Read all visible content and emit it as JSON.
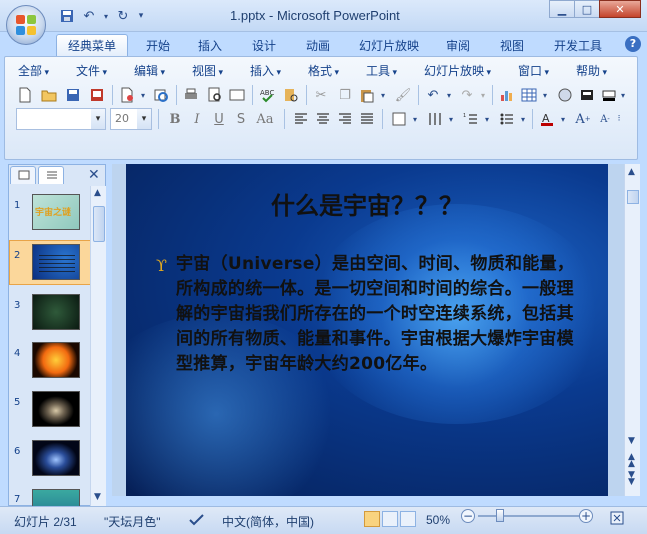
{
  "window": {
    "title": "1.pptx - Microsoft PowerPoint",
    "minimize": "▁",
    "maximize": "□",
    "close": "✕"
  },
  "ribbon_tabs": [
    {
      "label": "经典菜单",
      "active": true
    },
    {
      "label": "开始"
    },
    {
      "label": "插入"
    },
    {
      "label": "设计"
    },
    {
      "label": "动画"
    },
    {
      "label": "幻灯片放映"
    },
    {
      "label": "审阅"
    },
    {
      "label": "视图"
    },
    {
      "label": "开发工具"
    }
  ],
  "classic_menus": [
    "全部",
    "文件",
    "编辑",
    "视图",
    "插入",
    "格式",
    "工具",
    "幻灯片放映",
    "窗口",
    "帮助"
  ],
  "format_bar": {
    "font_name": "",
    "font_size": "20",
    "bold": "B",
    "italic": "I",
    "underline": "U",
    "strike": "S",
    "change_case": "Aa"
  },
  "slides_panel": {
    "thumbnails": [
      {
        "number": "1",
        "caption": "宇宙之谜"
      },
      {
        "number": "2",
        "selected": true
      },
      {
        "number": "3"
      },
      {
        "number": "4"
      },
      {
        "number": "5"
      },
      {
        "number": "6"
      },
      {
        "number": "7"
      }
    ]
  },
  "slide": {
    "title": "什么是宇宙？？？",
    "bullet_symbol": "ϒ",
    "body": "宇宙（Universe）是由空间、时间、物质和能量，所构成的统一体。是一切空间和时间的综合。一般理解的宇宙指我们所存在的一个时空连续系统，包括其间的所有物质、能量和事件。宇宙根据大爆炸宇宙模型推算，宇宙年龄大约200亿年。"
  },
  "status": {
    "slide_counter": "幻灯片 2/31",
    "theme": "\"天坛月色\"",
    "language": "中文(简体，中国)",
    "zoom": "50%"
  },
  "colors": {
    "accent": "#15428b",
    "selection": "#f7b34a"
  }
}
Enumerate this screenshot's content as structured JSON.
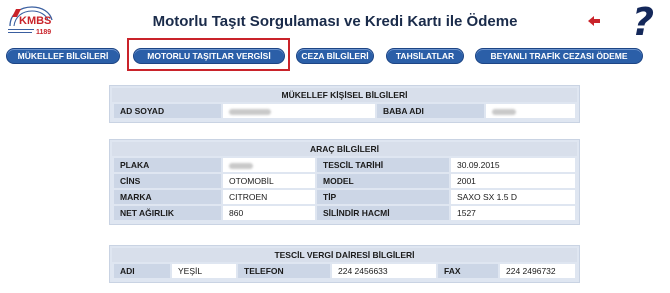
{
  "header": {
    "title": "Motorlu Taşıt Sorgulaması ve Kredi Kartı ile Ödeme",
    "logo_text": "KMBS",
    "logo_number": "1189",
    "back_icon": "back-arrow-icon",
    "help_glyph": "?"
  },
  "nav": {
    "items": [
      {
        "label": "MÜKELLEF BİLGİLERİ"
      },
      {
        "label": "MOTORLU TAŞITLAR VERGİSİ"
      },
      {
        "label": "CEZA BİLGİLERİ"
      },
      {
        "label": "TAHSİLATLAR"
      },
      {
        "label": "BEYANLI TRAFİK CEZASI ÖDEME"
      }
    ],
    "selected": "MOTORLU TAŞITLAR VERGİSİ"
  },
  "personal": {
    "title": "MÜKELLEF KİŞİSEL BİLGİLERİ",
    "name_label": "AD SOYAD",
    "father_label": "BABA ADI"
  },
  "vehicle": {
    "title": "ARAÇ BİLGİLERİ",
    "rows": [
      {
        "l1": "PLAKA",
        "v1": "",
        "l2": "TESCİL TARİHİ",
        "v2": "30.09.2015"
      },
      {
        "l1": "CİNS",
        "v1": "OTOMOBİL",
        "l2": "MODEL",
        "v2": "2001"
      },
      {
        "l1": "MARKA",
        "v1": "CITROEN",
        "l2": "TİP",
        "v2": "SAXO SX 1.5 D"
      },
      {
        "l1": "NET AĞIRLIK",
        "v1": "860",
        "l2": "SİLİNDİR HACMİ",
        "v2": "1527"
      }
    ]
  },
  "tax_office": {
    "title": "TESCİL VERGİ DAİRESİ BİLGİLERİ",
    "name_label": "ADI",
    "name_value": "YEŞİL",
    "phone_label": "TELEFON",
    "phone_value": "224 2456633",
    "fax_label": "FAX",
    "fax_value": "224 2496732"
  },
  "colors": {
    "nav_button": "#2b5fa8",
    "highlight": "#c9232a",
    "panel_label": "#ccd6e6"
  }
}
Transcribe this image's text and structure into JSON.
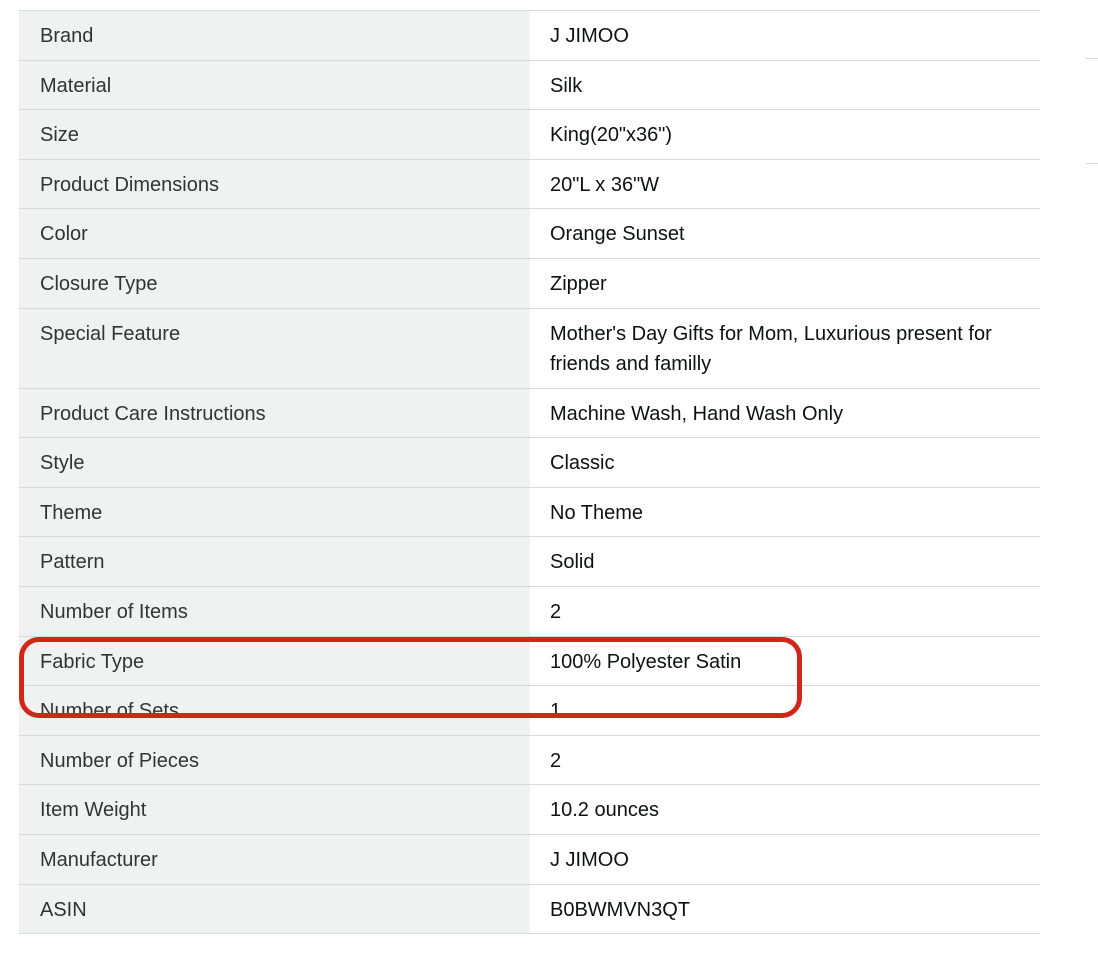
{
  "product_details": {
    "rows": [
      {
        "label": "Brand",
        "value": "J JIMOO"
      },
      {
        "label": "Material",
        "value": "Silk"
      },
      {
        "label": "Size",
        "value": "King(20\"x36\")"
      },
      {
        "label": "Product Dimensions",
        "value": "20\"L x 36\"W"
      },
      {
        "label": "Color",
        "value": "Orange Sunset"
      },
      {
        "label": "Closure Type",
        "value": "Zipper"
      },
      {
        "label": "Special Feature",
        "value": "Mother's Day Gifts for Mom, Luxurious present for friends and familly"
      },
      {
        "label": "Product Care Instructions",
        "value": "Machine Wash, Hand Wash Only"
      },
      {
        "label": "Style",
        "value": "Classic"
      },
      {
        "label": "Theme",
        "value": "No Theme"
      },
      {
        "label": "Pattern",
        "value": "Solid"
      },
      {
        "label": "Number of Items",
        "value": "2"
      },
      {
        "label": "Fabric Type",
        "value": "100% Polyester Satin"
      },
      {
        "label": "Number of Sets",
        "value": "1"
      },
      {
        "label": "Number of Pieces",
        "value": "2"
      },
      {
        "label": "Item Weight",
        "value": "10.2 ounces"
      },
      {
        "label": "Manufacturer",
        "value": "J JIMOO"
      },
      {
        "label": "ASIN",
        "value": "B0BWMVN3QT"
      }
    ]
  },
  "highlight": {
    "color": "#d1261a",
    "target_row": "Fabric Type"
  }
}
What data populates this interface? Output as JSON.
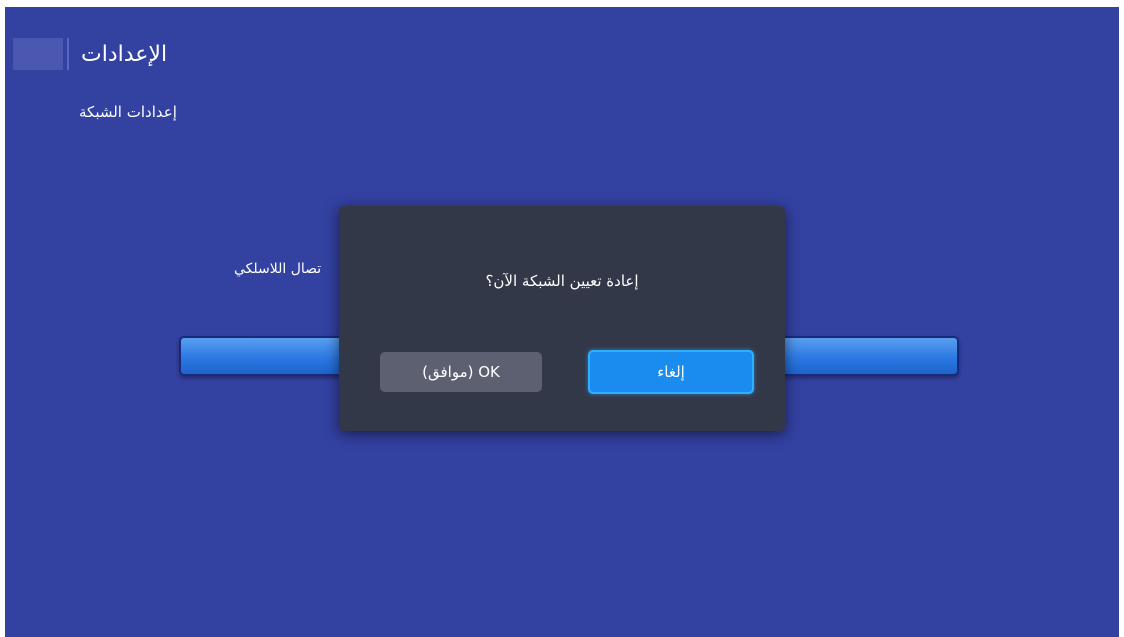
{
  "header": {
    "title": "الإعدادات"
  },
  "subtitle": "إعدادات الشبكة",
  "background_item": {
    "label": "تصال اللاسلكي"
  },
  "dialog": {
    "message": "إعادة تعيين الشبكة الآن؟",
    "ok_label": "OK (موافق)",
    "cancel_label": "إلغاء"
  },
  "colors": {
    "background": "#3341a1",
    "dialog_bg": "#333849",
    "ok_button": "#5d6070",
    "cancel_button": "#1a8cf0",
    "focus_border": "#2fb0ff"
  }
}
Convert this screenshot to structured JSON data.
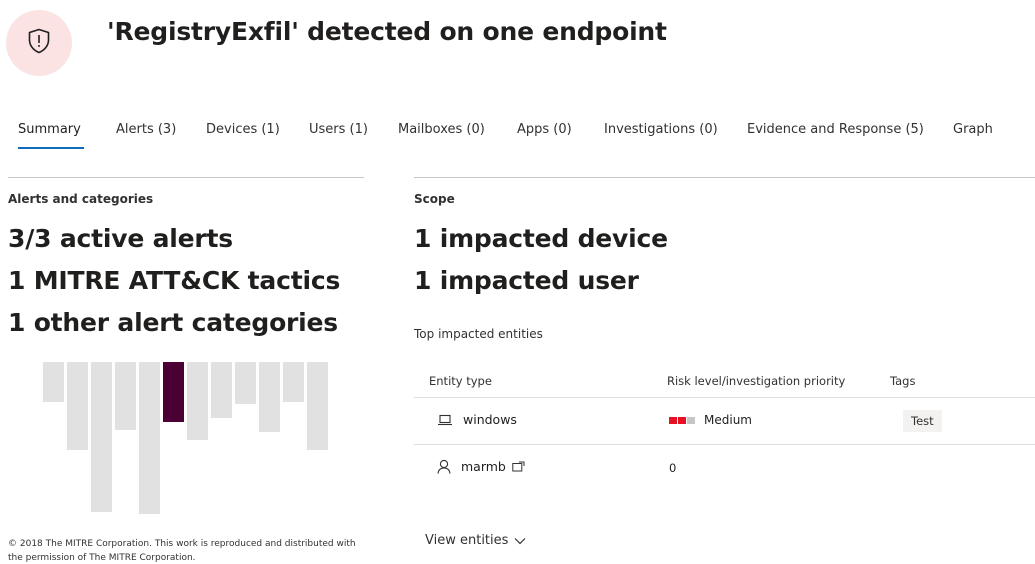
{
  "incident": {
    "title": "'RegistryExfil' detected on one endpoint",
    "icon": "shield-alert-icon",
    "badge_color": "#fbe3e4"
  },
  "tabs": [
    {
      "label": "Summary",
      "active": true
    },
    {
      "label": "Alerts (3)"
    },
    {
      "label": "Devices (1)"
    },
    {
      "label": "Users (1)"
    },
    {
      "label": "Mailboxes (0)"
    },
    {
      "label": "Apps (0)"
    },
    {
      "label": "Investigations (0)"
    },
    {
      "label": "Evidence and Response (5)"
    },
    {
      "label": "Graph"
    }
  ],
  "alerts_panel": {
    "label": "Alerts and categories",
    "active_alerts": "3/3 active alerts",
    "mitre_tactics": "1 MITRE ATT&CK tactics",
    "other_categories": "1 other alert categories",
    "matrix_highlight_color": "#4b0034",
    "matrix_columns": 12,
    "matrix_active_column": 6,
    "copyright": "© 2018 The MITRE Corporation. This work is reproduced and distributed with the permission of The MITRE Corporation."
  },
  "scope_panel": {
    "label": "Scope",
    "impacted_devices": "1 impacted device",
    "impacted_users": "1 impacted user",
    "top_entities_label": "Top impacted entities",
    "columns": {
      "entity_type": "Entity type",
      "risk": "Risk level/investigation priority",
      "tags": "Tags"
    },
    "rows": [
      {
        "icon": "laptop-icon",
        "name": "windows",
        "risk": "Medium",
        "tag": "Test"
      },
      {
        "icon": "user-icon",
        "name": "marmb",
        "extra_icon": "external-link-icon",
        "risk": "0",
        "tag": ""
      }
    ],
    "view_entities": "View entities",
    "risk_color": "#e81123"
  }
}
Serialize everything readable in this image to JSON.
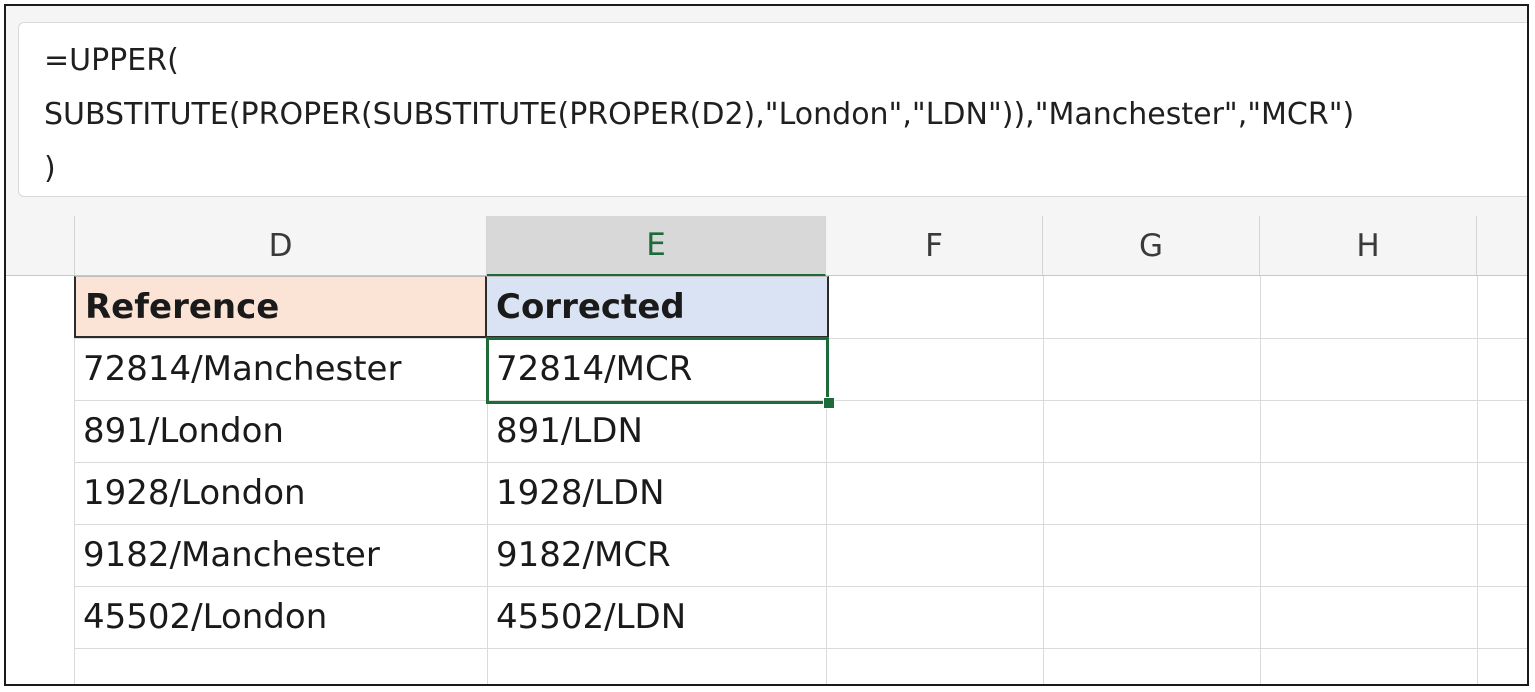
{
  "formula_bar": {
    "line1": "=UPPER(",
    "line2": "SUBSTITUTE(PROPER(SUBSTITUTE(PROPER(D2),\"London\",\"LDN\")),\"Manchester\",\"MCR\")",
    "line3": ")"
  },
  "columns": [
    "D",
    "E",
    "F",
    "G",
    "H"
  ],
  "active_column": "E",
  "colors": {
    "accent_green": "#1e6b3a",
    "header_d_fill": "#fbe4d5",
    "header_e_fill": "#dae3f3"
  },
  "table": {
    "headers": [
      "Reference",
      "Corrected"
    ],
    "rows": [
      [
        "72814/Manchester",
        "72814/MCR"
      ],
      [
        "891/London",
        "891/LDN"
      ],
      [
        "1928/London",
        "1928/LDN"
      ],
      [
        "9182/Manchester",
        "9182/MCR"
      ],
      [
        "45502/London",
        "45502/LDN"
      ]
    ]
  }
}
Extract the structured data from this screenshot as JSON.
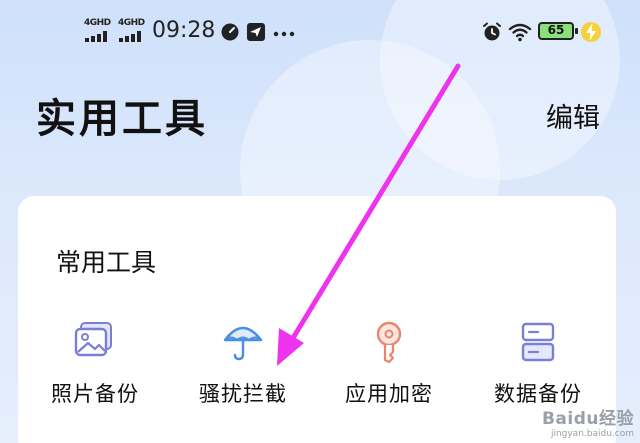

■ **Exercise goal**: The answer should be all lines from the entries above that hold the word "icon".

■ **Task solution**:
    "back_icon": "back-arrow-icon",
    "icon": "shield-alert-icon",
        "icon": "laptop-icon",
        "icon": "user-icon",
        "extra_icon": "external-link-icon",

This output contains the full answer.